Given data
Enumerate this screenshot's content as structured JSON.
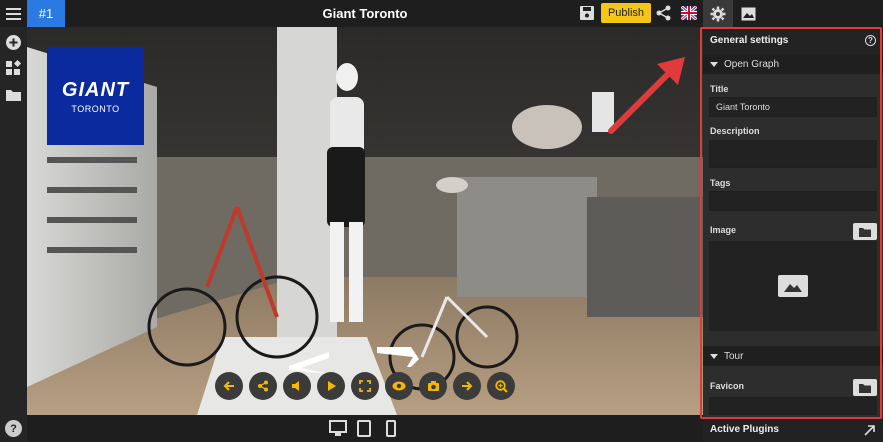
{
  "header": {
    "tab_id": "#1",
    "title": "Giant Toronto",
    "publish_label": "Publish"
  },
  "logo": {
    "brand": "GIANT",
    "city": "TORONTO"
  },
  "panel": {
    "title": "General settings",
    "help_glyph": "?",
    "open_graph": {
      "section_label": "Open Graph",
      "title_label": "Title",
      "title_value": "Giant Toronto",
      "description_label": "Description",
      "description_value": "",
      "tags_label": "Tags",
      "tags_value": "",
      "image_label": "Image"
    },
    "tour": {
      "section_label": "Tour",
      "favicon_label": "Favicon",
      "favicon_value": ""
    },
    "active_plugins_label": "Active Plugins"
  },
  "bottom": {
    "help_glyph": "?"
  },
  "viewer_controls": [
    "arrow-left-icon",
    "share-icon",
    "volume-icon",
    "play-icon",
    "fullscreen-icon",
    "eye-icon",
    "camera-icon",
    "arrow-right-icon",
    "zoom-icon"
  ],
  "colors": {
    "accent": "#2a7ae2",
    "publish": "#f5c518",
    "highlight": "#e03a3a",
    "logo_bg": "#0b2a9e",
    "control_icon": "#f5b800"
  }
}
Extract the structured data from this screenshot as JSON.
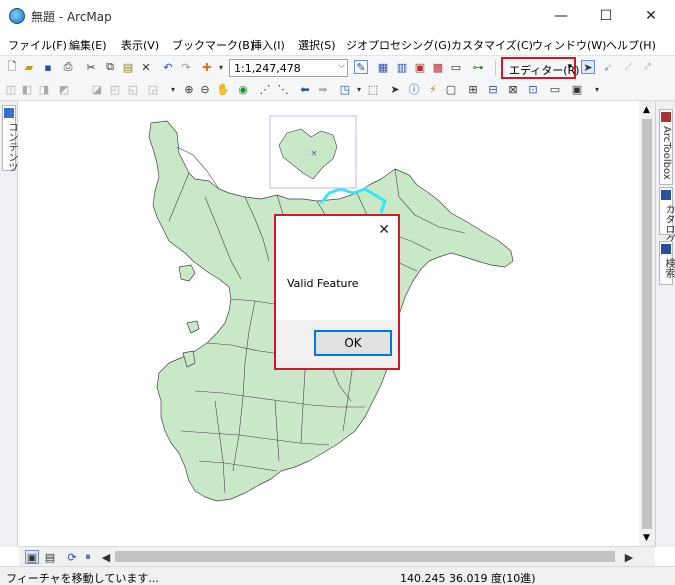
{
  "window": {
    "title": "無題 - ArcMap",
    "minimize": "—",
    "maximize": "☐",
    "close": "✕"
  },
  "menu": [
    "ファイル(F)",
    "編集(E)",
    "表示(V)",
    "ブックマーク(B)",
    "挿入(I)",
    "選択(S)",
    "ジオプロセシング(G)",
    "カスタマイズ(C)",
    "ウィンドウ(W)",
    "ヘルプ(H)"
  ],
  "toolbar": {
    "scale": "1:1,247,478",
    "scale_arrow": "⌵",
    "editor_label": "エディター(R)",
    "editor_arrow": "▾"
  },
  "left_dock": {
    "contents_tab": "コンテンツ"
  },
  "right_dock": {
    "arctoolbox_tab": "ArcToolbox",
    "catalog_tab": "カタログ",
    "search_tab": "検索"
  },
  "dialog": {
    "message": "Valid Feature",
    "ok_label": "OK",
    "close_glyph": "✕"
  },
  "status": {
    "left_text": "フィーチャを移動しています...",
    "coords": "140.245  36.019 度(10進)"
  },
  "colors": {
    "land": "#c8e8c8",
    "outline": "#444444",
    "highlight": "#39e6f0",
    "accent_red": "#d0182d"
  }
}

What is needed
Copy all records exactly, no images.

Result
Enumerate this screenshot's content as structured JSON.
{
  "header": {
    "tab_id": "#1",
    "title": "Giant Toronto",
    "publish_label": "Publish"
  },
  "logo": {
    "brand": "GIANT",
    "city": "TORONTO"
  },
  "panel": {
    "title": "General settings",
    "help_glyph": "?",
    "open_graph": {
      "section_label": "Open Graph",
      "title_label": "Title",
      "title_value": "Giant Toronto",
      "description_label": "Description",
      "description_value": "",
      "tags_label": "Tags",
      "tags_value": "",
      "image_label": "Image"
    },
    "tour": {
      "section_label": "Tour",
      "favicon_label": "Favicon",
      "favicon_value": ""
    },
    "active_plugins_label": "Active Plugins"
  },
  "bottom": {
    "help_glyph": "?"
  },
  "viewer_controls": [
    "arrow-left-icon",
    "share-icon",
    "volume-icon",
    "play-icon",
    "fullscreen-icon",
    "eye-icon",
    "camera-icon",
    "arrow-right-icon",
    "zoom-icon"
  ],
  "colors": {
    "accent": "#2a7ae2",
    "publish": "#f5c518",
    "highlight": "#e03a3a",
    "logo_bg": "#0b2a9e",
    "control_icon": "#f5b800"
  }
}
Extract the structured data from this screenshot as JSON.
{
  "window": {
    "title": "無題 - ArcMap",
    "minimize": "—",
    "maximize": "☐",
    "close": "✕"
  },
  "menu": [
    "ファイル(F)",
    "編集(E)",
    "表示(V)",
    "ブックマーク(B)",
    "挿入(I)",
    "選択(S)",
    "ジオプロセシング(G)",
    "カスタマイズ(C)",
    "ウィンドウ(W)",
    "ヘルプ(H)"
  ],
  "toolbar": {
    "scale": "1:1,247,478",
    "scale_arrow": "⌵",
    "editor_label": "エディター(R)",
    "editor_arrow": "▾"
  },
  "left_dock": {
    "contents_tab": "コンテンツ"
  },
  "right_dock": {
    "arctoolbox_tab": "ArcToolbox",
    "catalog_tab": "カタログ",
    "search_tab": "検索"
  },
  "dialog": {
    "message": "Valid Feature",
    "ok_label": "OK",
    "close_glyph": "✕"
  },
  "status": {
    "left_text": "フィーチャを移動しています...",
    "coords": "140.245  36.019 度(10進)"
  },
  "colors": {
    "land": "#c8e8c8",
    "outline": "#444444",
    "highlight": "#39e6f0",
    "accent_red": "#d0182d"
  }
}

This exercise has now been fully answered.